    • Iwate – Hanamaki Higashi (5), Moriokadai Fuzoku (4), Ichinoseki Gakuin
    • Tochigi – Sakushin Gakuin (8), Bunsei Geidai Fuzoku, Hakuoudai Ashikaga
    • Shizuoka – Tokoha Kikugawa (4), Tokoha Tachibana & Shizuoka (3)
    • Nara – Chiben Gakuen (5), Tenri (4), Sakurai
    • Wakayama – Chiben Wakayama (7), Shiritsu Wakayama (2), Minoshima
  • 31 prefectures had at least 1 school who won at least 4 times.
  • No prefecture had 10 different representatives, the closest was Yamaguchi with 9 (Iwakuni was the only repeat winner)
  • 4 prefectures had 8 different schools (and that includes both Chiba and Hyogo!)
  • 6 prefectures had 7 different schools
  • Of the 10 most populous prefectures:
    • Tokyo
      • Nishi – 5 different schools, 3 repeat winners
      • Higashi – 5 different schools, 2 repeat winners
    • Kanagawa – 5 different schools, 3 repeat winners
    • Osaka – 5 different schools, 2 repeat winners
      • Osaka Touin with 5 (duh)
      • Riseisha with 2
    • Aichi – 5 different schools, 3 repeat winners
      • Aikoudai Meiden, Chuukyoudai Chuukyou and Touhou all with 3
    • Saitama – 5 different schools, 3 repeat winners
    • Chiba – 8 different schools, 1 repeat winner
      • Kisaradzu Sougou with 4
    • Hyogo – 8 different schools, 3 repeat winners
    • Hokkaido
      • Kita – 8 different schools, 2 repeat winners (Komadai Iwamizawa though does not exist anymore)
      • Minami – 5 different schools, 3 repeat winners
    • Fukuoka – 5 different schools, 2 repeat winners
    • Shizuoka – 3 different schools, all repeat winners
      • Tokoha Kikugawa with 4
      • Tokoha Tachibana and Shizuoka with 3
  • And the 10 least populous:
    • Tottori – 5 different schools, 3 repeat winners
    • Shimane – 4 different schools, 3 repeat winners
    • Kochi – 2 different schools, both repeat winners
      • As aforementioned Meitoku Gijyuku with 8, Kochi with 2
    • Tokushima – 4 different schools, 2 repeat winners
    • Fukui – 4 different schools, 2 repeat winners
    • Saga – 7 different schools, 2 repeat winners
    • Yamanashi – 5 different schools, 3 repeat winners
    • Wakayama – 3 different schools, 2 repeat winners
      • Of course Chiben Wakayama looms with 7.
    • Kagawa – 6 different schools, 4 repeat winners
      • Eimei, Jinsei Gakuen, Kagawa Nishi and Sangawa all making 2 appearances
    • Akita – 7 different schools, 2 repeat winners
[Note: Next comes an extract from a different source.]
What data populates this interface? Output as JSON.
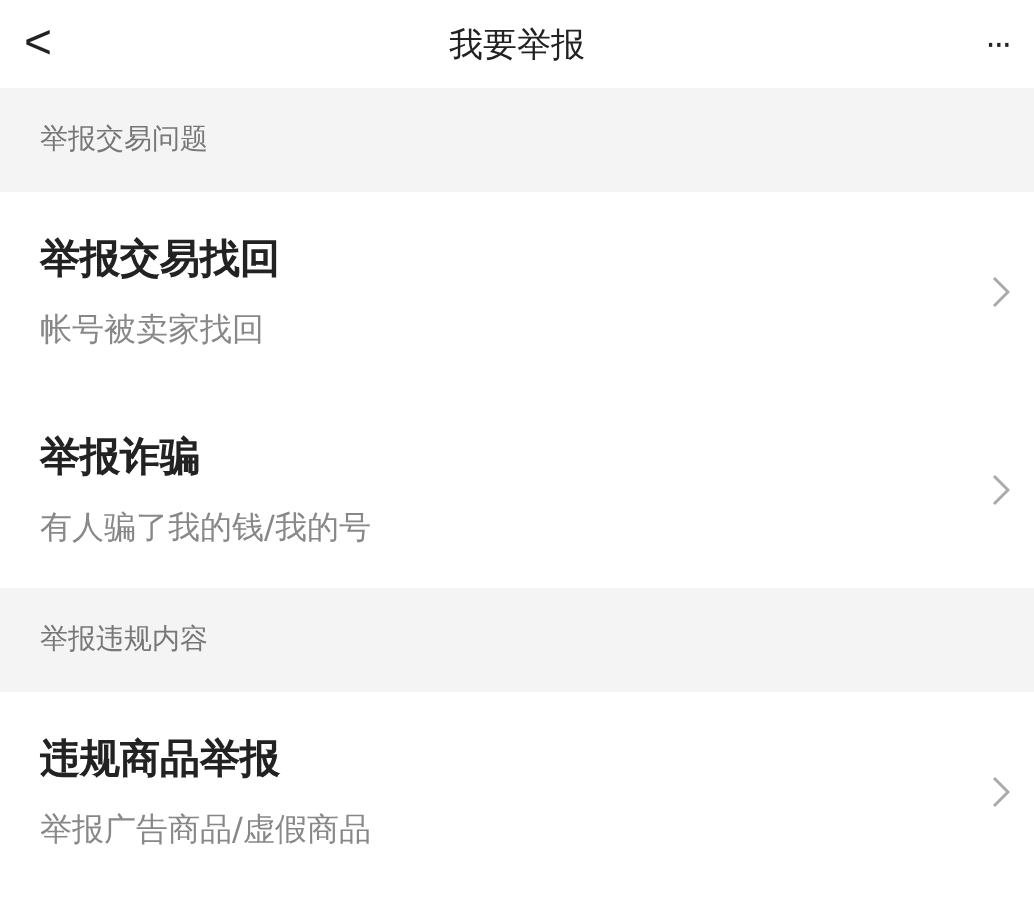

The spreadsheet can be found here, but it seems like the average prefecture has 5 different schools qualifying with around 2-3 repeat winners. Doesn’t even matter the size of prefecture either, which probably speaks to the the fact that kids will go to the competitive schools. And I haven’t even delved to look at the best 4 to see if the schools that have won have at least gotten that far (that might be the topic of a follow up article).

But with 256 schools composing the 496 bids, and 117 of those making at least 1 repeat appearance. And in talking about a universe of around 3,900 schools now, to me it seems rather clear that the romanticism of any school making it is for the most part dead.

And now you know why I root for schools like Komatsu Ootani.